Mundell at least sees some role for gold, however undefined. Shiller wants to use - of all things - derivatives and income swaps to "manage the risks" associated with daily living. In other words, there will be no more decisions left to be made by you . Papa State is taking care of all your needs. Just don't worry your little pumpkin head over things like picking the wrong profession, buying a home in a depreciating neighborhood, or losing your job. (Naturally, you also won't be able to benefit from your good judgment in picking the right profession, buying a home in an appreciating neighborhood, or finding a job on your own. One will be assigned to you!)
I suppose Shiller will also advocate derivatives to hedge against the risks of electing stupid politicians (or the risk of listening to pro-totalitarian authors on how to screw up our monetary system). Oh, and by the way, he wants to criminalize the use of all forms of cash - including gold, of course. Are you ready to be "psychologically framed" to have your viewpoint changed by official edict? Just do nothing, and it will happen to you.
Meanwhile, the world is moving toward gold and away from a pure fiat system that relies on fighting gold for its viability. Europe's floating gold-price reserve valuation and the Washington Accord, China's gold market liberalization, and the Muslim gold dinar are the first definite, visible markers along this path.
[Here is a little tidbit on the gold dinar, by the way, fresh off the press, from Reuters: http://www.forbes.com/newswire/2004/01/18/rtr1216007.html (Malaysia's Mahatir told Saudis to demand gold for their oil instead of dollars - not even euros.]
That trend means of course that gold is going higher, at least in the interim.
Intermittent, self-inflicted tongue-lashings like the one administered to the euro by "Muhsieur Trichet " just show that this process is progressing as planned. It shows that the fall of the dollar away from world-dominance is being "managed" - just like every decision you could possibly ever take in your lifetime will eventually be "managed." If you will ever make an unapproved decision, get ready for having your viewpoint brought back into line by psychological framing - brainwashing.
Sounds enticing, doesn't it?
In the meantime, save your gold, and buy lots of silver. You will need it soon for, despite all appearances, the NWO crowd's progress is not uniform. It is not without internal friction and competition between power circles.

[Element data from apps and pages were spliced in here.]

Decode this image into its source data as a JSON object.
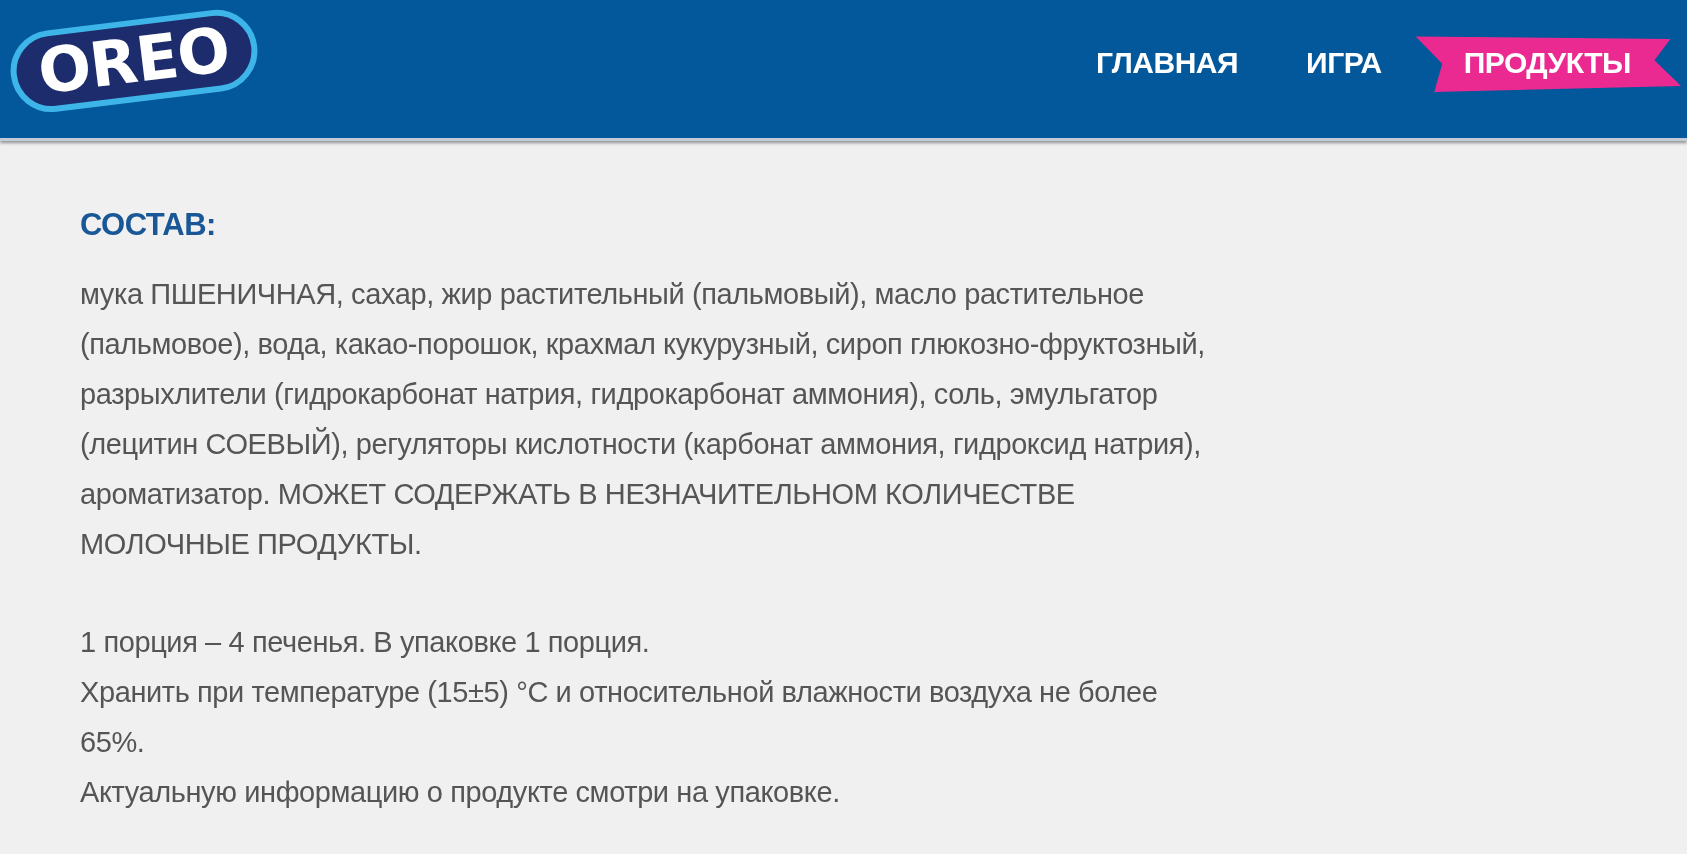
{
  "header": {
    "logo": "OREO",
    "nav": [
      {
        "label": "ГЛАВНАЯ",
        "selected": false
      },
      {
        "label": "ИГРА",
        "selected": false
      },
      {
        "label": "ПРОДУКТЫ",
        "selected": true
      }
    ]
  },
  "content": {
    "heading": "СОСТАВ:",
    "ingredients": "мука ПШЕНИЧНАЯ, сахар, жир растительный (пальмовый), масло растительное (пальмовое), вода, какао-порошок, крахмал кукурузный, сироп глюкозно-фруктозный, разрыхлители (гидрокарбонат натрия, гидрокарбонат аммония), соль, эмульгатор (лецитин СОЕВЫЙ), регуляторы кислотности (карбонат аммония, гидроксид натрия), ароматизатор. МОЖЕТ СОДЕРЖАТЬ В НЕЗНАЧИТЕЛЬНОМ КОЛИЧЕСТВЕ МОЛОЧНЫЕ ПРОДУКТЫ.",
    "notes": [
      "1 порция – 4 печенья. В упаковке 1 порция.",
      "Хранить при температуре (15±5) °C и относительной влажности воздуха не более 65%.",
      "Актуальную информацию о продукте смотри на упаковке."
    ]
  }
}
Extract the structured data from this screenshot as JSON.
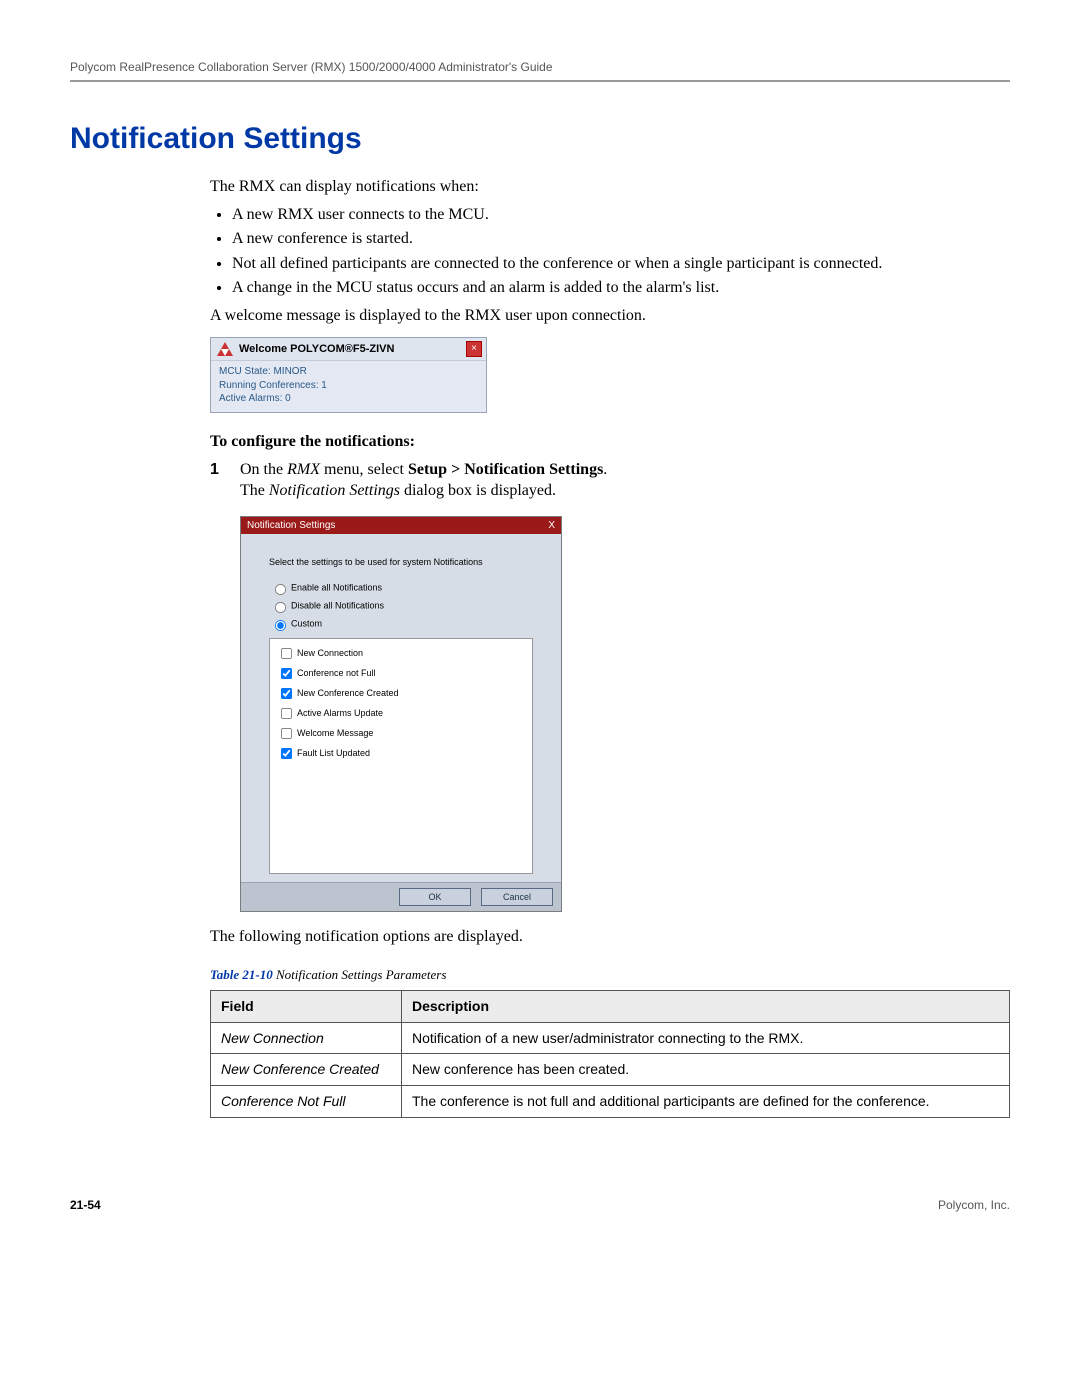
{
  "header": {
    "running_title": "Polycom RealPresence Collaboration Server (RMX) 1500/2000/4000 Administrator's Guide"
  },
  "title": "Notification Settings",
  "intro": {
    "lead": "The RMX can display notifications when:",
    "bullets": [
      "A new RMX user connects to the MCU.",
      "A new conference is started.",
      "Not all defined participants are connected to the conference or when a single participant is connected.",
      "A change in the MCU status occurs and an alarm is added to the alarm's list."
    ],
    "after": "A welcome message is displayed to the RMX user upon connection."
  },
  "welcome_popup": {
    "title": "Welcome POLYCOM®F5-ZIVN",
    "lines": {
      "state": "MCU State: MINOR",
      "conf": "Running Conferences: 1",
      "alarms": "Active Alarms: 0"
    }
  },
  "procedure": {
    "heading": "To configure the notifications:",
    "step1": {
      "num": "1",
      "pre": "On the ",
      "menu_app": "RMX",
      "mid": " menu, select ",
      "menu_path": "Setup > Notification Settings",
      "after": "."
    },
    "result_pre": "The ",
    "result_italic": "Notification Settings",
    "result_after": " dialog box is displayed."
  },
  "dialog": {
    "title": "Notification Settings",
    "close_x": "X",
    "instruction": "Select the settings to be used for system Notifications",
    "radios": {
      "enable": "Enable all Notifications",
      "disable": "Disable all Notifications",
      "custom": "Custom"
    },
    "radio_selected": "custom",
    "checks": [
      {
        "label": "New Connection",
        "checked": false
      },
      {
        "label": "Conference not Full",
        "checked": true
      },
      {
        "label": "New Conference Created",
        "checked": true
      },
      {
        "label": "Active Alarms Update",
        "checked": false
      },
      {
        "label": "Welcome Message",
        "checked": false
      },
      {
        "label": "Fault List Updated",
        "checked": true
      }
    ],
    "buttons": {
      "ok": "OK",
      "cancel": "Cancel"
    }
  },
  "post_dialog": "The following notification options are displayed.",
  "table": {
    "caption_num": "Table 21-10",
    "caption_name": " Notification Settings Parameters",
    "headers": {
      "field": "Field",
      "desc": "Description"
    },
    "rows": [
      {
        "field": "New Connection",
        "desc": "Notification of a new user/administrator connecting to the RMX."
      },
      {
        "field": "New Conference Created",
        "desc": "New conference has been created."
      },
      {
        "field": "Conference Not Full",
        "desc": "The conference is not full and additional participants are defined for the conference."
      }
    ]
  },
  "footer": {
    "page": "21-54",
    "company": "Polycom, Inc."
  }
}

The movement is not as all-powerful as its proponents would like you to believe. Global breakdowns and long times of "adjustments" are in the cards. During days like those, precious metals are indispensable to economic survival. And there is no point in just giving in because of "well, what can I do about it?"concerns.
While the Shillers of the world are proposing an all-enveloping, life-strangling, socialist system of total surveillance on a global basis, the Mahatirs of the world are throwing monkey wrenches into the new order's grinding gears.
In the meantime, all currencies will depreciate against each other, and precious metals and other commodities will rise, and rise. The dollar will lose power, and your bank (and trading) accounts will be sapped of their strength. The metals will reign supreme - for a while at least.
How long that "while" lasts is up to you.